Losing a loved one is always an emotional upheaval. However, this often pales in insignificance when compared with the distress facing someone whose loved one goes missing. Never being able to recover a body can make it difficult to mourn the loss. Not having a body to cremate or bury can leave a family facing uncertainty. Worrying about what happened to their parent, child or sibling can make it difficult for families to move on.
However, the law in Florida has rules that enable family members to complete their mourning process. The family can declare the person who is missing dead and, then, move on. However, one issue the family must deal with is the distribution of the missing person’s estate.
Can a probate attorney in Miami probate the estate of a missing person? Here, we take a look at the course of action that a family must take.
A Declaration of Fictitious Death
It is possible for a probate attorney to probate a missing person’s estate. However, first, someone needs to declare him or her fictitiously dead. Florida statute 732.103(3) outlines this. Courts can presume someone dead if the person has been absent from his or her domicile for five years. This assumes his or her absence cannot be satisfactorily explained after an inquiry and diligent search.
Once the five-year continuous period has elapsed, the court presumes the person’s death has occurred. Presumed deaths may occur in several cases. For example, if someone has drowned and his or her body was never found. Or, perhaps, someone left his or her house and never returned.
Sometimes, there could be a declaration of death for a missing person before the five years have elapsed. This may take place in a case where the person found himself or herself in a life-threatening situation. Some possible circumstances include a plane crash or if the person who is missing left home in a suicidal state. In cases like this, the court presumes the missing person dead from the date on which the dangerous circumstance occurred.

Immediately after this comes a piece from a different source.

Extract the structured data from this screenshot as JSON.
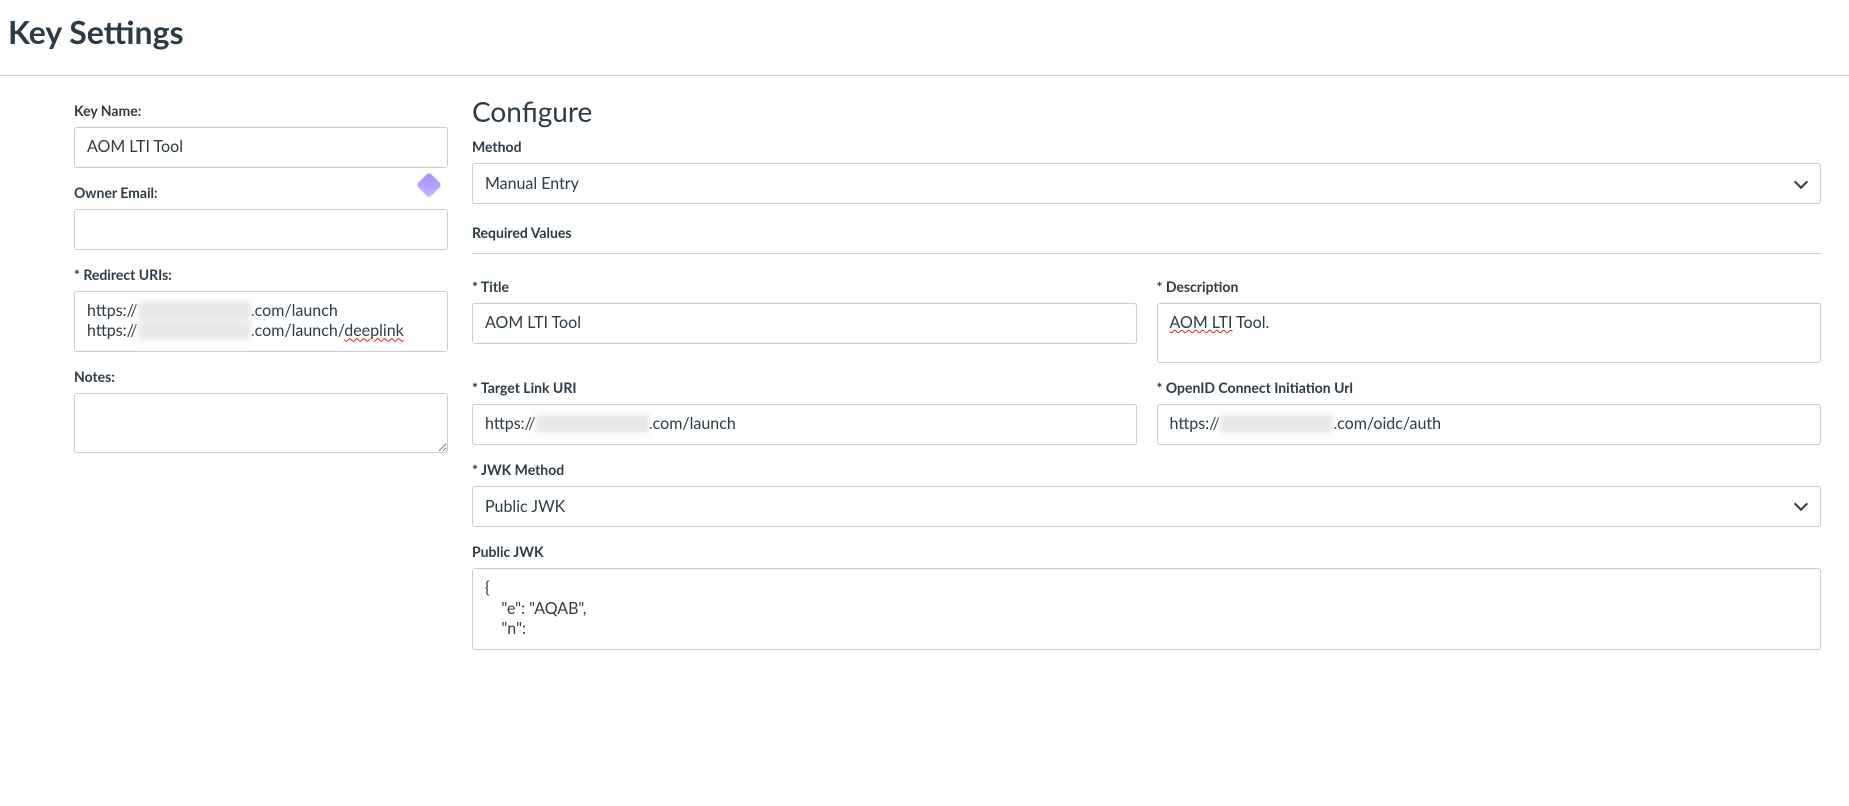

How Is A Death Certificate Obtained?
A family must file a petition to obtain a presumptive death certificate for the missing person. The family must file the petition with the county court where the person maintained his or her home. It can also file with any county if the person didn’t live in Florida when he or she went missing. The court must then establish the missing person’s death. It achieves this via circumstantial or direct evidence. Evidentiary hearings will consider this evidence on a case-by-case basis.

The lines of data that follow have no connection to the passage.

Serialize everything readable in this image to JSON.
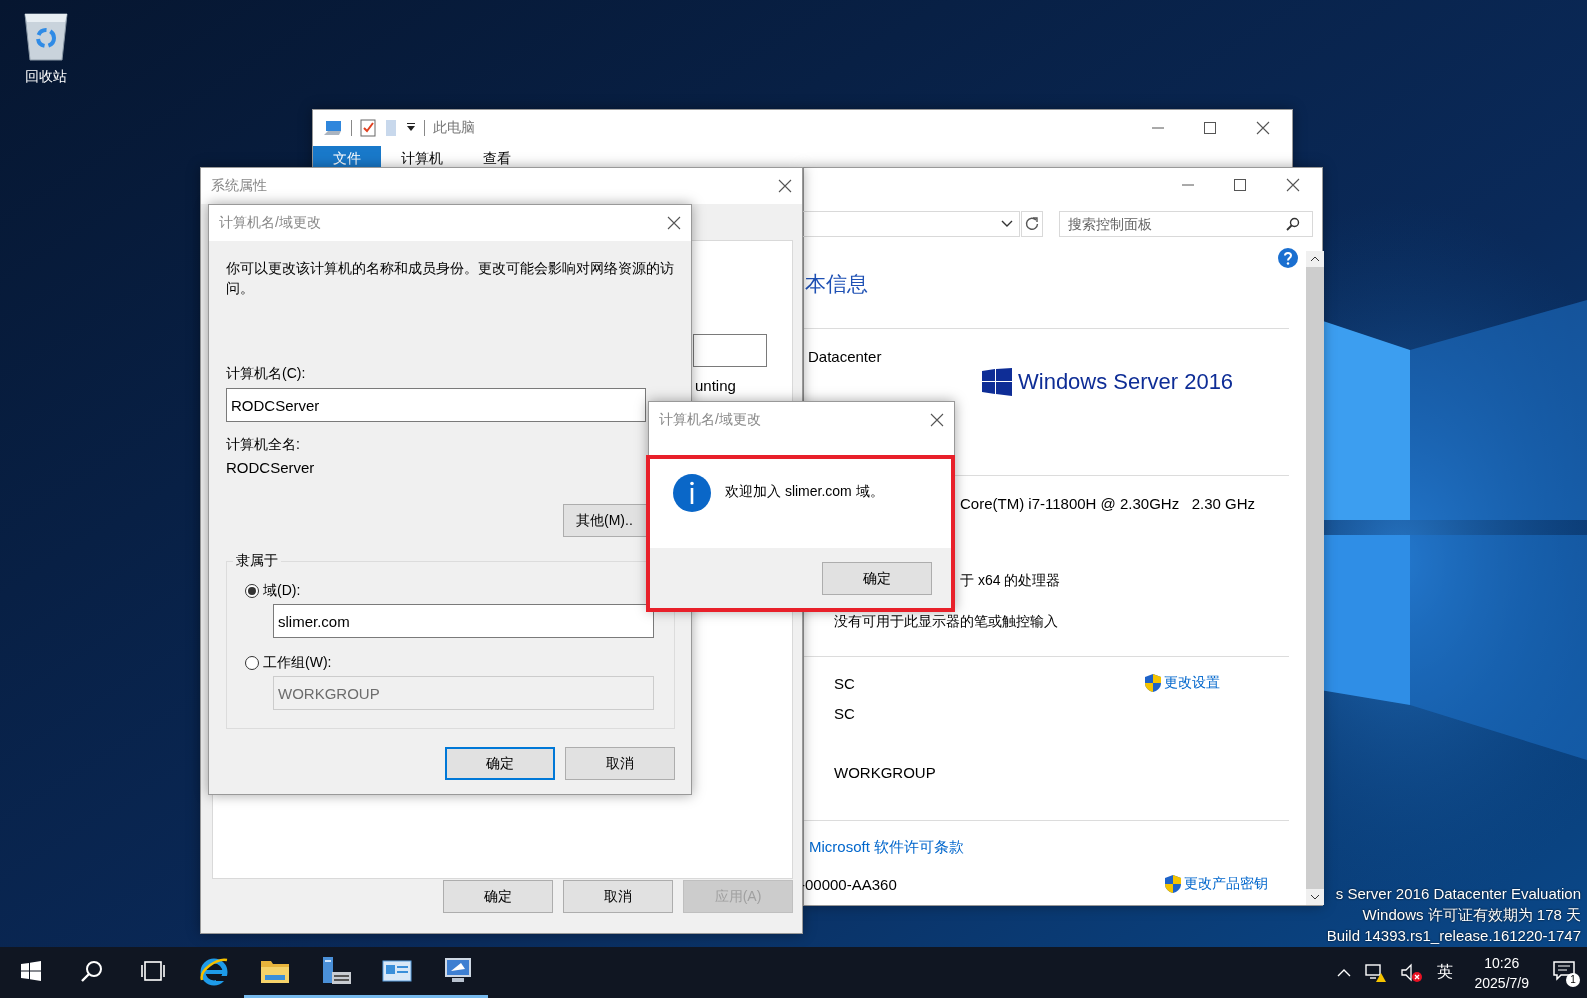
{
  "desktop": {
    "icons": [
      {
        "label": "回收站"
      }
    ],
    "watermark": [
      "s Server 2016 Datacenter Evaluation",
      "Windows 许可证有效期为 178 天",
      "Build 14393.rs1_release.161220-1747"
    ]
  },
  "explorer": {
    "title": "此电脑",
    "ribbon_tabs": [
      {
        "label": "文件",
        "selected": true
      },
      {
        "label": "计算机",
        "selected": false
      },
      {
        "label": "查看",
        "selected": false
      }
    ]
  },
  "control_panel": {
    "search": {
      "placeholder": "搜索控制面板"
    },
    "heading": "本信息",
    "edition": "Datacenter",
    "logo_text": "Windows Server",
    "logo_year": "2016",
    "processor": "Core(TM) i7-11800H @ 2.30GHz   2.30 GHz",
    "system_type": "于 x64 的处理器",
    "pen": "没有可用于此显示器的笔或触控输入",
    "computer_name": "SC",
    "full_name": "SC",
    "workgroup": "WORKGROUP",
    "change_settings": "更改设置",
    "license_link": "Microsoft 软件许可条款",
    "product_id": "-00000-AA360",
    "change_key": "更改产品密钥"
  },
  "system_properties": {
    "title": "系统属性",
    "behind_text": "unting",
    "buttons": [
      {
        "label": "确定",
        "disabled": false
      },
      {
        "label": "取消",
        "disabled": false
      },
      {
        "label": "应用(A)",
        "disabled": true
      }
    ]
  },
  "name_dialog": {
    "title": "计算机名/域更改",
    "description": "你可以更改该计算机的名称和成员身份。更改可能会影响对网络资源的访问。",
    "name_label": "计算机名(C):",
    "name_value": "RODCServer",
    "full_name_label": "计算机全名:",
    "full_name": "RODCServer",
    "more_button": "其他(M)..",
    "group_label": "隶属于",
    "membership": [
      {
        "label": "域(D):",
        "selected": true,
        "value": "slimer.com",
        "disabled": false
      },
      {
        "label": "工作组(W):",
        "selected": false,
        "value": "WORKGROUP",
        "disabled": true
      }
    ],
    "buttons": [
      {
        "label": "确定",
        "default": true
      },
      {
        "label": "取消",
        "default": false
      }
    ]
  },
  "message_box": {
    "title": "计算机名/域更改",
    "message": "欢迎加入 slimer.com 域。",
    "button": "确定",
    "highlighted": true
  },
  "taskbar": {
    "apps": [
      {
        "kind": "start",
        "running": false
      },
      {
        "kind": "search",
        "running": false
      },
      {
        "kind": "taskview",
        "running": false
      },
      {
        "kind": "ie",
        "running": false
      },
      {
        "kind": "folder",
        "running": true
      },
      {
        "kind": "server",
        "running": true
      },
      {
        "kind": "panel",
        "running": true
      },
      {
        "kind": "monitor",
        "running": true
      }
    ],
    "ime": "英",
    "time": "10:26",
    "date": "2025/7/9",
    "notifications": "1"
  }
}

Once the relevant county probate court has declared the missing person dead, it issues an order. The Florida Department of Health will then file a presumptive death certificate. This allows the probate proceeding to begin. Anyone with an interest in the missing person’s estate can petition for the right to administer it. However, there is no appointment of personal representatives until the court determines the missing person is dead.

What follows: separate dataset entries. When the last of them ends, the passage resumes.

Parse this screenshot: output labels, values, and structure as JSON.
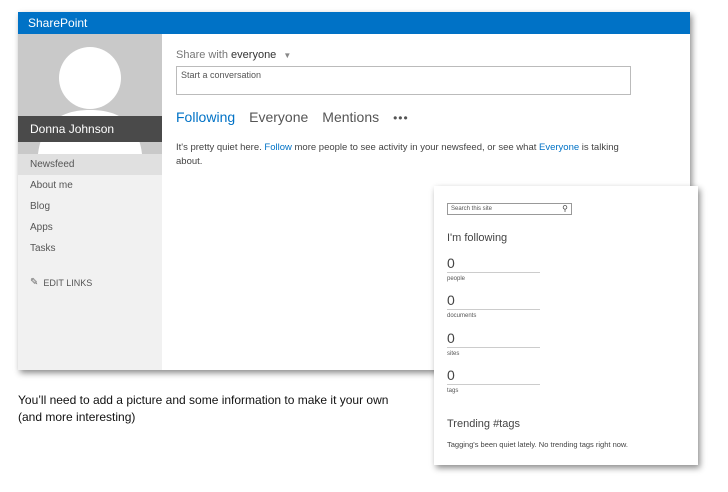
{
  "app": {
    "title": "SharePoint",
    "accent": "#0072c6"
  },
  "profile": {
    "name": "Donna Johnson"
  },
  "nav": {
    "items": [
      {
        "label": "Newsfeed",
        "active": true
      },
      {
        "label": "About me"
      },
      {
        "label": "Blog"
      },
      {
        "label": "Apps"
      },
      {
        "label": "Tasks"
      }
    ],
    "edit_links": "EDIT LINKS"
  },
  "share": {
    "prefix": "Share with",
    "audience": "everyone",
    "placeholder": "Start a conversation"
  },
  "tabs": [
    {
      "label": "Following",
      "active": true
    },
    {
      "label": "Everyone"
    },
    {
      "label": "Mentions"
    },
    {
      "label": "•••"
    }
  ],
  "feed": {
    "part1": "It's pretty quiet here. ",
    "link1": "Follow",
    "part2": " more people to see activity in your newsfeed, or see what ",
    "link2": "Everyone",
    "part3": " is talking about."
  },
  "caption": "You’ll need to add a picture and some information to make it your own (and more interesting)",
  "side": {
    "search_placeholder": "Search this site",
    "following_title": "I'm following",
    "stats": [
      {
        "value": "0",
        "label": "people"
      },
      {
        "value": "0",
        "label": "documents"
      },
      {
        "value": "0",
        "label": "sites"
      },
      {
        "value": "0",
        "label": "tags"
      }
    ],
    "trending_title": "Trending #tags",
    "trending_text": "Tagging's been quiet lately. No trending tags right now."
  }
}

Seeking Help from A Probate Lawyer in Miami
Everyone hopes they will never find themselves in a situation where a loved one goes missing. However, in the event that such a tragedy takes place, it is vital to seek help from a Miami probate attorney. Although it is a difficult and distressing time, a qualified probate attorney will be able to offer expert advice. He or she will also be able to put the process in place to begin administering the missing person’s estate. As a result, the family will eventually be able to move on and mourn their lost loved one.